Summer Sensory Activities

Anne Trecker, MS, OTR/L of Occupational Therapy Associates in Watertown, Massachusetts tells us about summer sensory activities in this post.

The warmer weather and slower pace of summertime provide an excellent opportunity for children to get increased input through summer sensory activities. Learning new skills may be easier without the pressures of school.

However, for some children with sensory motor problems who thrive on consistency, routines and structure, summer can be disorienting and lacking needed direction. Transitions from school to a summer program or camp may be difficult, and vacations, however enjoyable, can further disrupt a child’s routine.

Below are some suggestions for sensory activities to help children with sensory integration difficulties enjoy the summer months.

Fun Summer Sensory Activities

  • Go to the playground often. Climbing, hanging, swinging and sliding are excellent sensory activities. An older sibling or friend can model play activities to help a child with motor planning problems.
  • Move messy art activities outside for more sensory fun. Invite your child to play in shaving cream, fingerpaint, draw with sidewalk chalk, and “erase” the pictures with a squirt gun. Instead of brushes, paint with sticks, pinecones, and cat’s tails. Instead of paint, use water or shaving cream. Instead of paper, paint rocks, driftwood, and toenails. Add sand to paint for a new tactile experience.
  • Everyday, include water activities, whether swimming laps or playing in a wading pool. Water is an excellent environment for providing strong sensory input and for working on muscle strength and endurance. Slip-and-slides are exciting equipment for older children to use.
  • Build backyard obstacle courses with railroad ties, stepping stones, long boards, and large, sturdy boxes. Take a bowl of flour outside and, to connect distant obstacles, sprinkle the flour on the ground in a tactilely pleasing and biodegradable path.
  • Take family hikes and bike trips, as tolerated by the child, for endurance-building activities.
  • At the beach, encourage your child to build with sand, walk or run along the shore, and, of course, play in the water. To alleviate stress for the child who has tactile defensiveness, bring digging tools, beach shoes, extra clothes and large blankets so that contact with the sand can be somewhat controlled.

Ideas About Camp

  • Inform camp directors and counselors about your child’s special needs. It is easy for uninformed people to misinterpret sensory defensiveness, gravitational insecurity, and motor planning problems as behavior problems. Explain sensory integration, point out your child’s underlying difficulties, and discuss strategies that work for your child. OTA-Watertown can provide written material, and/or your child’s occupational therapist can talk with camp counselors.
  • Include sensory diet items in your child’s backpack. (A sensory diet consists of a variety of multi-sensory experiences that help a child to maintain self-regulation. This kind of program is developed by an occupational therapist and is meant to be implemented by parents, teachers, and other individuals working with the child.) Items such as sour candy, gum, objects to squeeze, theraband strips, and putty can easily travel to camp. It is important to explain the sensory diet concept and the use of the objects to camp counselors.

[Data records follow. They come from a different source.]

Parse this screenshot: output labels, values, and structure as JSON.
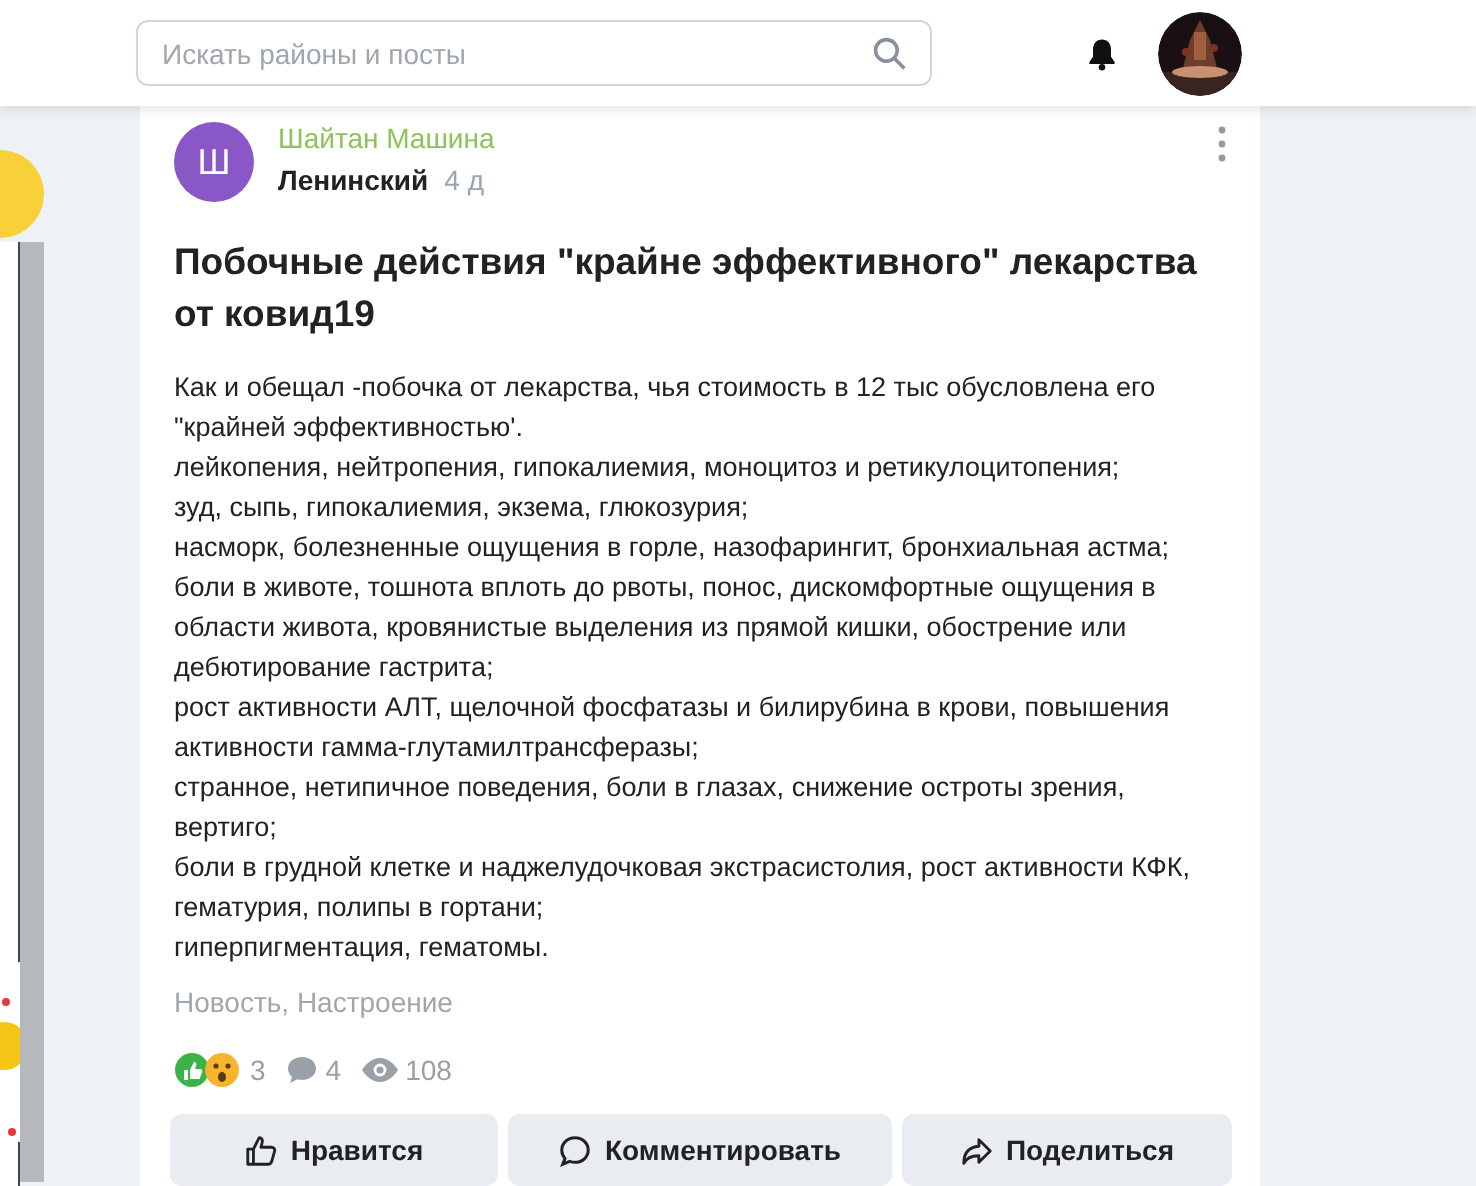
{
  "search": {
    "placeholder": "Искать районы и посты"
  },
  "post": {
    "author": "Шайтан Машина",
    "avatar_letter": "Ш",
    "district": "Ленинский",
    "age": "4 д",
    "title": "Побочные действия \"крайне эффективного\" лекарства от ковид19",
    "paragraphs": [
      "Как и обещал -побочка от лекарства, чья стоимость в 12 тыс обусловлена его \"крайней эффективностью'.",
      "лейкопения, нейтропения, гипокалиемия, моноцитоз и ретикулоцитопения;",
      "зуд, сыпь, гипокалиемия, экзема, глюкозурия;",
      "насморк, болезненные ощущения в горле, назофарингит, бронхиальная астма;",
      "боли в животе, тошнота вплоть до рвоты, понос, дискомфортные ощущения в области живота, кровянистые выделения из прямой кишки, обострение или дебютирование гастрита;",
      "рост активности АЛТ, щелочной фосфатазы и билирубина в крови, повышения активности гамма-глутамилтрансферазы;",
      "странное, нетипичное поведения, боли в глазах, снижение остроты зрения, вертиго;",
      "боли в грудной клетке и наджелудочковая экстрасистолия, рост активности КФК, гематурия, полипы в гортани;",
      "гиперпигментация, гематомы."
    ],
    "tags": "Новость, Настроение",
    "reactions_count": "3",
    "comments_count": "4",
    "views_count": "108",
    "actions": [
      {
        "kind": "like",
        "label": "Нравится"
      },
      {
        "kind": "comment",
        "label": "Комментировать"
      },
      {
        "kind": "share",
        "label": "Поделиться"
      }
    ]
  }
}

Car, Boat and Plane Trips

  • For the child who gets motion sickness, provide ginger snaps, candied ginger or ginger capsules, which often help. Acupressure wristbands, available at most drug stores, can aid greatly in motion sickness. Chewing gum, pulling on a piece of theraband, or listening to music or stories through headphones can often alleviate motion sickness and general restlessness.
  • On car trips, make frequent stops that include opportuni­ties for movement. Pushing against a parked car during a quick stop can provide needed heavy work input.


  • Attempt to establish a routine when away from home. Fairly regular mealtimes and bedtime provide needed energy for the next day’s activities.
  • Continue sensory diet activities while away. Bring the child’s favorite, packable toys and comfort items to ease being away from a familiar environment
  • Educate and remind relatives about sensory integration problems and your child’s need for a steady, balanced sensory diet and other accommodations that will help the child have a successful summer